The court continued, “The burden then shifts to the debtor to object to the claim” 11 U.S.C. § 502(b) . . . “The debtor must introduce evidence to rebut the claim’s presumptive validity” Fed. R. Bankr. P. 9017; Fed. R. Evid. 301; 4 Collier at ¶ 501.02[3][d]. “If the debtor carries its burden, the creditor has the ultimate burden of proving the amount and validity of the claim by a preponderance of the evidence.” 502.02[3][f].

Ollis objects to Rabo’s Claim, asserting the amount of the secured claim should be $0.00 because it failed to include the value of the property that secured its interest on the official form. Although Rabo failed to include this amount, it otherwise complied with the applicable Bankruptcy Rules and conformed substantially to the official form to render its secured claim prima facie valid in the amount of $1,606,622.61.

The court found that Rabo’s omission of stating an actual amount, given other evidentiary factors, was a “technicality” that does not render Rabo’s interest unsecured. The court ruled in favor of secured party Rabo.

In this case, Rabo was fortunate that they were able to access the collateral in this situation. However, it illustrates what a complicated situation proper filing (or lack thereof) can become. It is important to remember that performing due diligence searches and UCC filing activities in-house, directly with the secretary of state or at the county level, makes it harder to maintain protection of assets and have a clear picture of overall lien portfolio health. In fact, unperfected liens can range from as low as 3% to as high as 30% of a portfolio without lenders even knowing.

Check out our trusted risk management solutions for agricultural lenders and lienholders.
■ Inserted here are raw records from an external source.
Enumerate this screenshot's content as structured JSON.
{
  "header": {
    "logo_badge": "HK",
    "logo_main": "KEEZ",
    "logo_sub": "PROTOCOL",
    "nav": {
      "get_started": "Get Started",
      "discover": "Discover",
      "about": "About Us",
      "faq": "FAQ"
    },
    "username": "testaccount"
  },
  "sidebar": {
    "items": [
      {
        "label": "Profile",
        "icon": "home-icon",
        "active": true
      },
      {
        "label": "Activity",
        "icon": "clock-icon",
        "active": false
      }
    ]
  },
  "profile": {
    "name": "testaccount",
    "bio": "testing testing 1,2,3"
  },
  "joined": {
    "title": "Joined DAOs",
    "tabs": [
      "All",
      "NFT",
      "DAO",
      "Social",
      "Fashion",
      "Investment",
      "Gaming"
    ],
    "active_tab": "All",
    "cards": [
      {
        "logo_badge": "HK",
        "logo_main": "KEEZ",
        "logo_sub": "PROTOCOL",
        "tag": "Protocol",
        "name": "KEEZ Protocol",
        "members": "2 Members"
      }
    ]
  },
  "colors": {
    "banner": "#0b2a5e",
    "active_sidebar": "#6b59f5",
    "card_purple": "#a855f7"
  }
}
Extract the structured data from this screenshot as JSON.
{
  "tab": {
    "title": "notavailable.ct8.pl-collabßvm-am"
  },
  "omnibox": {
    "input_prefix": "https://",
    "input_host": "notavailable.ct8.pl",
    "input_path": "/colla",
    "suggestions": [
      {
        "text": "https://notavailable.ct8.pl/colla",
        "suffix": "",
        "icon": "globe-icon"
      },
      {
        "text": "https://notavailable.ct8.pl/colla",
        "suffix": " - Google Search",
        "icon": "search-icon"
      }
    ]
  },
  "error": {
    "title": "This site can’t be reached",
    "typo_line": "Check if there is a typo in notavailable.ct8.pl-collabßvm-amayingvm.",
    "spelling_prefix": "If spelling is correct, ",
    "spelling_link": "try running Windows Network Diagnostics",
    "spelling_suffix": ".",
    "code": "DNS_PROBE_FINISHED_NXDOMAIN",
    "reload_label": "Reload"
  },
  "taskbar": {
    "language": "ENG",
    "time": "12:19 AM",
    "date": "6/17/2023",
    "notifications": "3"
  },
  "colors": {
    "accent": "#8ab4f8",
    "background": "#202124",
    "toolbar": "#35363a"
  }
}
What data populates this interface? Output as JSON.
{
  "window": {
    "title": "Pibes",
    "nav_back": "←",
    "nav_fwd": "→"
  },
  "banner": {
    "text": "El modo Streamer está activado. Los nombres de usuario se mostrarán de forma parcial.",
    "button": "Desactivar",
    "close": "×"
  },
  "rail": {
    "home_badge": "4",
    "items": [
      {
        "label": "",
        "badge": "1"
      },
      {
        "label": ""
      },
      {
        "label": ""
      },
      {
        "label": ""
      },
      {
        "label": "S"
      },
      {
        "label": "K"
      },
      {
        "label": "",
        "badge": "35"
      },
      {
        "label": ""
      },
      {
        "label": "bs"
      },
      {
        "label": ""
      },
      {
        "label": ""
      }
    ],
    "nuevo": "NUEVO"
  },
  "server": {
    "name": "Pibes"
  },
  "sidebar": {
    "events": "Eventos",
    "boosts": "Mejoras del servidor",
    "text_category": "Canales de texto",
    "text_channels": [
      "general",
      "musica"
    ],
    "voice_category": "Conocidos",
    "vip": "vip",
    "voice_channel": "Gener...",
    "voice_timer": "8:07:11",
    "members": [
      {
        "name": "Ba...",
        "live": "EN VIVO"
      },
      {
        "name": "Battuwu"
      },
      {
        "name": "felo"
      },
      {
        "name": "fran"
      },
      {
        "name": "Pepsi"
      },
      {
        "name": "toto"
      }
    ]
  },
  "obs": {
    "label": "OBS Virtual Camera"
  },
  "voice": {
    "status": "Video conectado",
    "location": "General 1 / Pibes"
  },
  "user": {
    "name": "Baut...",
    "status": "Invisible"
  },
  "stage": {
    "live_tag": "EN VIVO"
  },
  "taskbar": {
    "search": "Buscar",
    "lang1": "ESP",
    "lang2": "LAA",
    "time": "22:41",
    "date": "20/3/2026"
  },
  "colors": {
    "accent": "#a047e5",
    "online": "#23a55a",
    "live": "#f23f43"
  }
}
We can help you navigate the complexities of the modern ag lending landscape and perfect your interests.